The next London mayoral contest is scheduled for the same date as a 2020 election: 7 May. Sadiq Khan’s people whisper that when they mentioned the clash to ministers, they were assured it won’t happen. They are uncertain whether this indicates that the mayoral contest will be moved, or that there will be an early general election. Intriguing.

An unguarded retort from the peer Jim O’Neill seems to confirm that a dispute over the so-called Northern Powerhouse triggered his walkout from the Treasury last month. O’Neill, a fanboy of George Osborne and a former Goldman Sachs chief economist, gave no reason when he quit Theresa May’s government and resigned the Tory whip in the Lords.
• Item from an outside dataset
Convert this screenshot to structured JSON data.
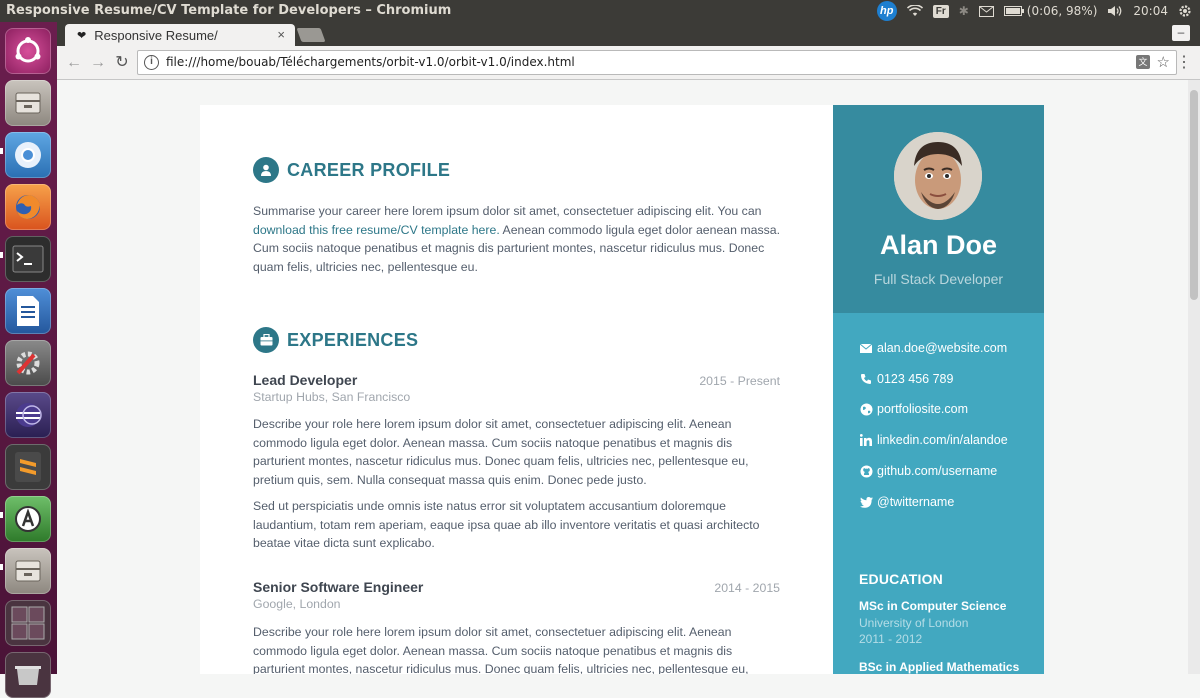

He joined the dots publicly when the Resolution Foundation’s director, Torsten Bell, queried the northern project. “Are you related to the PM?” shot back the Mancunian O’Neill. It’s the way he tells ’em.

Talk has quietened in Westminster Labour ranks of a formal challenge to Corbyn since this year’s attempt backfired, but the Tories fear Lisa Nandy, should the leader fall under a solar-powered ecotruck selling recycled organic knitwear.
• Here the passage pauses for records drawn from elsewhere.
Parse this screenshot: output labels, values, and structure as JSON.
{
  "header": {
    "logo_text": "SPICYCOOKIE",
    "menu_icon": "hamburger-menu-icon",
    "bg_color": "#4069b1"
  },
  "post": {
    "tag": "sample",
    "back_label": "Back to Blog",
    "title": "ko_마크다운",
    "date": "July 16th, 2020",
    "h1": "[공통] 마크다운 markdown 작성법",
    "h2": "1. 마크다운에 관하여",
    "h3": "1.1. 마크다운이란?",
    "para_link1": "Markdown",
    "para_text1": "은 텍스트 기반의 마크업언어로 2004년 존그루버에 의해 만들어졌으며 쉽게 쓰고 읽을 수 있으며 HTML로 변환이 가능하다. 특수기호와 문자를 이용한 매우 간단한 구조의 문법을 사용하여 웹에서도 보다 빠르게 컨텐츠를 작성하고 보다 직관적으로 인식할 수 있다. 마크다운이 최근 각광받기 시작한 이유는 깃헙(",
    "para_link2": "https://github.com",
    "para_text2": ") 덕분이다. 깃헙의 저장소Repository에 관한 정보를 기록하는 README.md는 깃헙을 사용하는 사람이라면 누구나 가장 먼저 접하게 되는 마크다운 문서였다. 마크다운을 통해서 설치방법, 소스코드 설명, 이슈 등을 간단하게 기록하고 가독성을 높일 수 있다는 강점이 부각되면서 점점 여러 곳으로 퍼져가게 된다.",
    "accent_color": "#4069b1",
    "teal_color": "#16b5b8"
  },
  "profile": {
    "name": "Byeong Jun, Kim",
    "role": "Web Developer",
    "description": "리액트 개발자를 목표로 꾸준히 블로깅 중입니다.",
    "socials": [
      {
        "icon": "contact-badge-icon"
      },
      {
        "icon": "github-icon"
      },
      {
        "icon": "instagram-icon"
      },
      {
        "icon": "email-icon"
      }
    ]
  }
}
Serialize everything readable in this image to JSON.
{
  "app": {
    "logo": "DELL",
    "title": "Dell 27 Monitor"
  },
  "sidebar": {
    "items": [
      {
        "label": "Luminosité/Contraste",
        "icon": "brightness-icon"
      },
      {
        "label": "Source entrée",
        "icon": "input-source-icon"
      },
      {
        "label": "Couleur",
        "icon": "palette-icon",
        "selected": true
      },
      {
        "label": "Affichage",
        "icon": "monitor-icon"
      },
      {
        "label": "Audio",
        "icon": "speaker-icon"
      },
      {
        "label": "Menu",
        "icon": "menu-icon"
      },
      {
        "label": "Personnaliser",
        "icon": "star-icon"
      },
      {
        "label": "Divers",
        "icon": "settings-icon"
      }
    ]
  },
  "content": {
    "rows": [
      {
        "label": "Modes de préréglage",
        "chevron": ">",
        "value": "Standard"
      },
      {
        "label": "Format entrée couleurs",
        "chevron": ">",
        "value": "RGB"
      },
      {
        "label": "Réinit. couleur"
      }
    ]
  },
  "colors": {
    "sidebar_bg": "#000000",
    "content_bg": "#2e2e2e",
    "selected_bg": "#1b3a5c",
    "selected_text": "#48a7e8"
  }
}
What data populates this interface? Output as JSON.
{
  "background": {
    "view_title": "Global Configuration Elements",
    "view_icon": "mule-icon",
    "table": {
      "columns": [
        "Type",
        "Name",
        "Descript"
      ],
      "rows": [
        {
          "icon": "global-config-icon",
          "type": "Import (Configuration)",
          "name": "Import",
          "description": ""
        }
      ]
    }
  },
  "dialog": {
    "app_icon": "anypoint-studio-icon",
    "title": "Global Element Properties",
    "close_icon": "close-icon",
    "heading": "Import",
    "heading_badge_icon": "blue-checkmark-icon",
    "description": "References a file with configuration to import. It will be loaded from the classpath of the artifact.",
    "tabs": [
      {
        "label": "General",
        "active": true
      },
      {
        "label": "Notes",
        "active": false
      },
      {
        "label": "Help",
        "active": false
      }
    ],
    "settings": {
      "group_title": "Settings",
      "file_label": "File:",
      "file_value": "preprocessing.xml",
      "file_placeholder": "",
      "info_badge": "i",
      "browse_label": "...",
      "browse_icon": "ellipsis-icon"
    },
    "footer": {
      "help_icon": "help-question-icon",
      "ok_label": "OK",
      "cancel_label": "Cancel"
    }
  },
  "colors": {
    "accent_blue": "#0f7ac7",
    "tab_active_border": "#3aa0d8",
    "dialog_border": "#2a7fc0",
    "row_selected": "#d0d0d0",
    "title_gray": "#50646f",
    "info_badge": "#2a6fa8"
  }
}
The Wigan warrior is enjoying favourable reviews for her forensic examination of the troubled inquiry into historic child sex abuse. After Nandy put May on the spot, the Tory three-piece suit Alec Shelbrooke was overheard muttering: “I hope she never runs for leader.” Anna Soubry and Nicky Morgan, the Thelma and Louise of Tory opposition to Mayhem, were observed nodding in agreement.

Select committee elections are like speed dating. “Who are you?” inquired Labour’s Kevan Jones (Granite Central)of a stranger seeking his vote. She explained that she was Victoria Borwick, the Tory MP for Kensington, but that didn’t help. “This is the first time you’ve spoken to me,” Jones continued, “so the answer’s no.” The aloof Borwick lost, by the way.

Ed Miliband is joining Labour’s relaunched Tribune Group of MPs to continue his political convalescence. Next stop: the shadow cabinet?

Kevin Maguire is Associate Editor (Politics) on the Daily Mirror and author of our Commons Confidential column on the high politics and low life in Westminster. An award-winning journalist, he is in frequent demand on television and radio and co-authored a book on great parliamentary scandals. He was formerly Chief Reporter on the Guardian and Labour Correspondent on the Daily Telegraph.

This article first appeared in the 27 October 2016 issue of the New Statesman, American Rage